The Adoption Marketing and Baby Trafficking Boom
In 2012, the highly-revered (and since-shuttered) thinktank Evan B. Donaldson Adoption Institute took on the subject of internet adoption marketing. It published a research project called “Untangling the Web: The Internet’s Transformative Impact on Adoption“, which became a seminal study. That was a step in the right direction.
Then, though, the corrupt international adoption programs shut down. The Hague Treaty further restricted foreign adoptions. Americans who’d been pitching pricey international adoption services reinvented themselves as domestic adoption vendors. Gay adoptions became socially acceptable. Suddenly, the domestic adoption market was flooded with more wannabe adopters than ever before.
The pro-adoption lobby pushed federal Adoption Tax Credit increases to reward more prospective parents for adopting (or trying to.) Entrepreneurs began calling themselves adoption experts– often with no more credentials than having previously adopted, themselves. Facilitators’ fees began rivaling (or even exceeding) the fees charged by licensed adoption programs. (This, despite the fact that they lacked actual licensing, training, and the ability to actually handle any professional adoption services.) Here’s the problem, though: in every ethical adoption, the ends don’t justify the means… the means must also justify the ends.

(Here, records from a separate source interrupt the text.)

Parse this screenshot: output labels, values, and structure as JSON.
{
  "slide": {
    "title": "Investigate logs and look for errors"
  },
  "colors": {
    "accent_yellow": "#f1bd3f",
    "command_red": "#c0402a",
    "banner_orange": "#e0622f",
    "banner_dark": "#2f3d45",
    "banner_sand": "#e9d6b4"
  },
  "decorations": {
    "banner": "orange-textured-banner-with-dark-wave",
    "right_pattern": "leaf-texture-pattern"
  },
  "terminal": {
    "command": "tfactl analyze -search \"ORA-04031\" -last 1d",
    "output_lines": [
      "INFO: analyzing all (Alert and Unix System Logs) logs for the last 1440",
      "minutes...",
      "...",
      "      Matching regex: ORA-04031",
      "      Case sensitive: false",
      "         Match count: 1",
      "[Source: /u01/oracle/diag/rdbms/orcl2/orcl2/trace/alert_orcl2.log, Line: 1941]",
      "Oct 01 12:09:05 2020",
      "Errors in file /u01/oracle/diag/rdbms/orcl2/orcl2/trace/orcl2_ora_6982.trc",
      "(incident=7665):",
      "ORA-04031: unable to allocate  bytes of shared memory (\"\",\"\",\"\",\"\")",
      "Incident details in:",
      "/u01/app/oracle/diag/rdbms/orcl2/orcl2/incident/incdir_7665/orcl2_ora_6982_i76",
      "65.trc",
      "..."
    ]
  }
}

Put more simply, every adoption must be done right to be right.
Adoption in Texas is becoming the Wild West
Combine this adoption marketing morass with the drop in the national fertility and birth rates, and you get an idea of the scope of the feeding frenzy. Prospective birthparents and potential adoptive parents responding to what look like legitimate adoption agency ads get conned into working with unlicensed adoption facilitators and baby brokers. Hopeful adopters are getting matched with scammers who aren’t even pregnant, introduced to them by “adoption consultants” who aren’t even degreed. Bargain shoppers and DIYers solicit strangers with swollen bellies to ask for babies. Savvy expectant moms can negotiate lucrative (albeit illicit) online deals with hopeful adopters desperate to get a healthy newborn at any cost, not realizing the real cost will be to the child eventually.
The need for parents who place and parents that adopt to undergo training or get legal advice or get counseling has been traded for glossy look books and video profiles and illicit payments that cause children’s future best interests to get lost in the shuffle. Is it any wonder that so many adoptees grow up worried that they may have gotten bought or sold? If the whole adoption was nothing more than a business transaction set up online, where’s proof that they weren’t?
What can you do? Contact your lawmakers to express concern. Remember that friends don’t let friends do dirty adoptions. Support adoptee rights campaigns whenever possible. Share adoption ethics and educational links widely. Report the rehoming of children, and the exploitation of babies. And advocate openly for adoptions done solely through legitimate sources.
Adoption marketing and baby trafficking need strong legislative overview and strict controls if we’re going to save the next generation of adoptees, birthparents and adopters from exploitation, in Texas and beyond.